Tibetan Dream Yoga is a complex practice that belongs to tantra. It must be performed at the right time, respecting the preparation and proper mental state. Tibetan Dream Yoga is one of six subtypes of yoga elaborated by the Tibetan guru Marpa passed down to his well-known disciple, Milarepa. If we try to practice this type of yoga prematurely, we won’t benefit from it and we won’t be able to properly carry it out anyway. In order to enrich our knowledge regarding this issue, we can look into the book of Tenzin Wangyal Rinpoche, The Tibetan Yogas Of Dream And Sleep; it explains various aspects of this practice and offers great insights regarding this matter.
The objective of Tibetan Dream Yoga practice is to perceive the waking stage as a dream state. It is therefore necessary to integrate the dream into meditation. This requires understanding and prior control of what happens during the dreams.
On this line, we should get familiar with this state, then regard the waking stage as the dream. However, if we are on the move, walking or driving, imagining that it is a dream, it may entail some problems.

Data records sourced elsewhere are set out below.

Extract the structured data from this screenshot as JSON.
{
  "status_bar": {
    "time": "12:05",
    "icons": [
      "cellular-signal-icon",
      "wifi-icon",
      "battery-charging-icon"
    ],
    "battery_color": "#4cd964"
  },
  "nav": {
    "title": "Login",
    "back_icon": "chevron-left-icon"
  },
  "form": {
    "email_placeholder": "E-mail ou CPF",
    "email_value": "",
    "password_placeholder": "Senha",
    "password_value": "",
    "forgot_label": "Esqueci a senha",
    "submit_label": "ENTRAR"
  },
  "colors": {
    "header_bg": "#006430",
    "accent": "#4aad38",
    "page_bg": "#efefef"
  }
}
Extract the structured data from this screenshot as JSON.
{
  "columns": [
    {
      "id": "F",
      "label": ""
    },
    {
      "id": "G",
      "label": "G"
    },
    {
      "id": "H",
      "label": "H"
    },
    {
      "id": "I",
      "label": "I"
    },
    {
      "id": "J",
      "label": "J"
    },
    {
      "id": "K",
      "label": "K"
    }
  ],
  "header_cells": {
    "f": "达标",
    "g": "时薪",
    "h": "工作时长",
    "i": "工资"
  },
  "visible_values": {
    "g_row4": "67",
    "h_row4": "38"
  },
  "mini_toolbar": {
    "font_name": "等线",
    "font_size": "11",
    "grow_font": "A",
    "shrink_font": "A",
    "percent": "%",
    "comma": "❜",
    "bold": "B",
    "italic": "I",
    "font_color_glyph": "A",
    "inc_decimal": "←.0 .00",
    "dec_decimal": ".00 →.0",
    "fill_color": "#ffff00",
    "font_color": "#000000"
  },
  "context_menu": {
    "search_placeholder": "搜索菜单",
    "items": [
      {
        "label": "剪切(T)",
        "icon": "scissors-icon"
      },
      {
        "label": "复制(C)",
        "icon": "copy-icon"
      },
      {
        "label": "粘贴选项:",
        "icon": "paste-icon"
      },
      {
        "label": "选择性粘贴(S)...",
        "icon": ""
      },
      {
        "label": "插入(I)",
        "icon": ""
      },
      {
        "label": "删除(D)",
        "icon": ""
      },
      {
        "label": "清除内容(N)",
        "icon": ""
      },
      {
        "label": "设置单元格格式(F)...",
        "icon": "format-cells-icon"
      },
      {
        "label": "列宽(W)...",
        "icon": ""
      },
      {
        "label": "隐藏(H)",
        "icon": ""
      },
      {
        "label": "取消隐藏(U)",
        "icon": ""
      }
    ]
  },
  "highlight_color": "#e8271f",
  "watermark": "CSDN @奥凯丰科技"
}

In general, our dreams are cloudy, hardly ever clear: this way of perceiving things represents an obstacle. In the human body, the subtle energy center and the dream state’s consciousness lies in the neck. Specific practices, which consist of penetrating this level, allow us to increase our focus in this area, and the clarity that we need in order to perceive this state better. The body has several energy centers: for instance, in the one of the head, the consciousness’ energies flow in the waking stage; in the heart’s center – there are the energies belonging to the consciousness of the deep sleep of death. Whether it is in a waking stage or in sleep mode, one of the important tasks of consciousness is to build a model of the surrounding world we experience. In waking stage, this model is based on sensory data, the best source of information on the environment. To the extent that this model helps us survive, the construction of the world requires consideration of our current needs, emotions and goals.
Due to the fact that during sleep we only have access to very little sensory information on the environment, our representation of the world is built upon our motivations and expectations on what is “susceptible” to occur, and the amassed information from previous experiences. Therefore, what occurs in dreams, whether lucid or not, is largely determined by our expectations.
In ordinary dreams, we are limited by our assumptions on the possible things from our past experience in the material world. Instead, lucid dreamers know that in the dream the law of gravity is not valid, so nothing prevents them from flying; and they really do fly with great pleasure.
“Take this very moment and treat it as if you just realized that you were dreaming. See what happens.” – Unknown quote.